Thursday, January 16, 2014

Speaking Up, Again

This is a short piece I wrote for the Women's Network at work, recycled from an eight year old post.


I confess I'm at a loss when asked to write or talk about diversity in the workplace. I'm no program leader, neither am I an expert on the topic. There's realms of research done by professionals which prove out the benefits of having a diverse workforce, all just a Google search away. 

One topic that's close to my heart though, is about speaking up. We don't do it often enough, irrespective of gender. This could be due to cultural and social reasons with us living in an hierarchical society, but the impact remains the same. We don't really raise our hand and contribute our ideas when faced with challenges. Our solutions to problems tend to be one sided and linear, as the problem solvers wind up being the same kind of people most of the time. On the other hand, if we were to encourage diverse views from a heterogenous mix of contributors, the solutions turn out to be richer and long lasting. 

Speaking up is also about getting involved. Having the courage to challenge existing authority, or as you will see in the story below, standing up for what's right. What follows is a true story about someone who displayed a lot of courage and did the right thing. I've always found this inspirational, hope you will too.

There was this private bus which ferries doctors to and fro from their college in Hoskote. It stops near the Hope Farm in Whitefield, cuts through ITPL and then hits the Outer Ring Road. This bus was blocked by two drunks one evening near the Hope Farm junction. One of them got on board and started abusing the driver for driving through that area. Apparently, the drunk mistook the bus for a public transport vehicle.

The abuse turned violent when the drunk pushed the driver out of the bus and started hitting him with a thick, flat stone. Blood started pouring from the driver's head. The people in the bus looked on, unsure of what to do, not wanting to get involved. People on the road stood and stared, as they always do. 

A woman stepped out of the bus and ran towards the fight. She positioned herself between the drunk and the driver, stretched out an arm and said,"You will not touch him again". 

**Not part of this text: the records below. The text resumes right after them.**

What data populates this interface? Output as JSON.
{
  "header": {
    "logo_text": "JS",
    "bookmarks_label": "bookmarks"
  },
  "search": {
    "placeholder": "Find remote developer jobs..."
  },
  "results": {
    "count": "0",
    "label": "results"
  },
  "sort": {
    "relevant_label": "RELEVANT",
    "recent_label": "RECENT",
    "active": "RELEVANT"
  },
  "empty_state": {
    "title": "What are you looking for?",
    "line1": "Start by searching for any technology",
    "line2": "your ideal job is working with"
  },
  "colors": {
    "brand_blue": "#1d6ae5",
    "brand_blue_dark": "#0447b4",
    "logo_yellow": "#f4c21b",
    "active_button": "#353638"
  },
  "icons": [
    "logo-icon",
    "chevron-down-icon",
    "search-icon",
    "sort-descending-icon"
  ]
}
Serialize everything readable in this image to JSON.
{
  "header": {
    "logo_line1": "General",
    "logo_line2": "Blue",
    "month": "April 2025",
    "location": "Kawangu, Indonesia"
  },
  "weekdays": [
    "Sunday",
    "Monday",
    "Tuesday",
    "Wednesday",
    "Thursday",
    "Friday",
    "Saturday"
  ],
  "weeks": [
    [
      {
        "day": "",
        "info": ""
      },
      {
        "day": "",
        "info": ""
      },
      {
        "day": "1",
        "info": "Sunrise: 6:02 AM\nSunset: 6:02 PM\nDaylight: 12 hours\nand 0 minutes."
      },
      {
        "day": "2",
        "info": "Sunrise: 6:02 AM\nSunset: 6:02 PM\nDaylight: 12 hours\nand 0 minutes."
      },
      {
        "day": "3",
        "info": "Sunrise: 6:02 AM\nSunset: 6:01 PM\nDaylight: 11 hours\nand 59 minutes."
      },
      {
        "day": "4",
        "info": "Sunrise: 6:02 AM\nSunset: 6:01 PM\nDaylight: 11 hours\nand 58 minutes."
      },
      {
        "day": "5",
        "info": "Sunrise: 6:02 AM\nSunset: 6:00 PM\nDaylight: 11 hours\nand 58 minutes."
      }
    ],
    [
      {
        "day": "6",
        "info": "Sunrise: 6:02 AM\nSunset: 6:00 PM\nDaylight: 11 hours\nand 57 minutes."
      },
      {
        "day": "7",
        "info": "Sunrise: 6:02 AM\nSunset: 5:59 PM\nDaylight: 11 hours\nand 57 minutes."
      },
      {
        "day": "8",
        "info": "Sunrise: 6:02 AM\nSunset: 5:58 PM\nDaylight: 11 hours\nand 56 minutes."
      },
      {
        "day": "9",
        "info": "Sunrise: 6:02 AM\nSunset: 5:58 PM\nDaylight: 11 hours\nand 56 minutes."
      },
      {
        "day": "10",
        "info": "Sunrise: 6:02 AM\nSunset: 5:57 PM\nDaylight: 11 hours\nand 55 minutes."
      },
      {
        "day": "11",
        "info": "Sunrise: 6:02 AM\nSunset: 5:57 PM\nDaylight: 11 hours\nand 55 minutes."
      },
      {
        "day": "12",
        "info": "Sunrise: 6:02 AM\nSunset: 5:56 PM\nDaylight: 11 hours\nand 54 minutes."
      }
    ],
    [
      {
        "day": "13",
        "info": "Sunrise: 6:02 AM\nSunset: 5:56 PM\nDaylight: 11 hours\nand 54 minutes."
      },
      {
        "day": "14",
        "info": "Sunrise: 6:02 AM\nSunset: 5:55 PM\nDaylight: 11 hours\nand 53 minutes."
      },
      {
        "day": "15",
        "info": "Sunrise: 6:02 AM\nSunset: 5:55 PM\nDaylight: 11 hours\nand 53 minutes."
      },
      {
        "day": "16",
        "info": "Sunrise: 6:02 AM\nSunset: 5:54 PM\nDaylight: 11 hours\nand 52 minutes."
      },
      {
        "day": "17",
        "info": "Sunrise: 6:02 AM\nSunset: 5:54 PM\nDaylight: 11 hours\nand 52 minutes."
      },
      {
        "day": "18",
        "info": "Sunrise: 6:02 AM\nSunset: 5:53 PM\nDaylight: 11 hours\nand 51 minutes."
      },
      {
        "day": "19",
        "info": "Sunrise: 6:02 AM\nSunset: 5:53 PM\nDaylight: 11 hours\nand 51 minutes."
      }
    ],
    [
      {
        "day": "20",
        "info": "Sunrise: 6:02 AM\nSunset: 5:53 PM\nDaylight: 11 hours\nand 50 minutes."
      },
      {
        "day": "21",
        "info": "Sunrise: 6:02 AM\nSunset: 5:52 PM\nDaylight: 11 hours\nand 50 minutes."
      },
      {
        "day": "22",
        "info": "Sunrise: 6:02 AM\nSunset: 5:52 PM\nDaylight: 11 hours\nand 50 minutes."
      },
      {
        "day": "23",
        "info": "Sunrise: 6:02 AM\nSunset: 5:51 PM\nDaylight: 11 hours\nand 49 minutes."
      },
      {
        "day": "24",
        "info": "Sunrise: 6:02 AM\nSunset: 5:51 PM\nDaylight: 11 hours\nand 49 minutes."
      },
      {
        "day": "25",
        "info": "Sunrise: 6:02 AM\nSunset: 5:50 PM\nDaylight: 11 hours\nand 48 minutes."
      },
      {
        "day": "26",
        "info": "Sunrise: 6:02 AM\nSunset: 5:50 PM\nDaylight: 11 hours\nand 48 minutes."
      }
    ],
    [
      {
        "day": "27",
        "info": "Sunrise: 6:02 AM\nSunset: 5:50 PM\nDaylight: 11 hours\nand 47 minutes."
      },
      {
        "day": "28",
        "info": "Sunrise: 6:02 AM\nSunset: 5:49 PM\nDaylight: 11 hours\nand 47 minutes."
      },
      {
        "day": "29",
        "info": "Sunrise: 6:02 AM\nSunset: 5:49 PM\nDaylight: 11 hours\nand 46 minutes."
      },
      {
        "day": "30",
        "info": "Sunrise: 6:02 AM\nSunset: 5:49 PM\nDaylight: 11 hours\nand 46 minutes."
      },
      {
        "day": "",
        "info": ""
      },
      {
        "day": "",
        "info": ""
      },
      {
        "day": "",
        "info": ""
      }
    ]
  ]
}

The drunk tightened his grip on the stone, said "I don't care for ladies. Step aside or I'll hit you too". The lady didn't reply, but kept her arm outstretched. The drunk moved around in a circle, trying to see if he could get closer. The woman moved with him, making sure the driver was protected. The drunk stopped short of hitting her, but tried a few lunges from time to time. The woman maintained her position, not saying a word, not budging an inch. 

This was the tableau when the cops arrived, ten minutes after the lady had intervened. The drunk tried to run away, but couldn't go far. The cops caught him, brought him close to the lady and asked her to identify him. She did. The cops hauled the drunk away and took the driver to a nearby hospital. The lady took her cellphone, called her husband and asked him to come get her home. 

Which is what I did.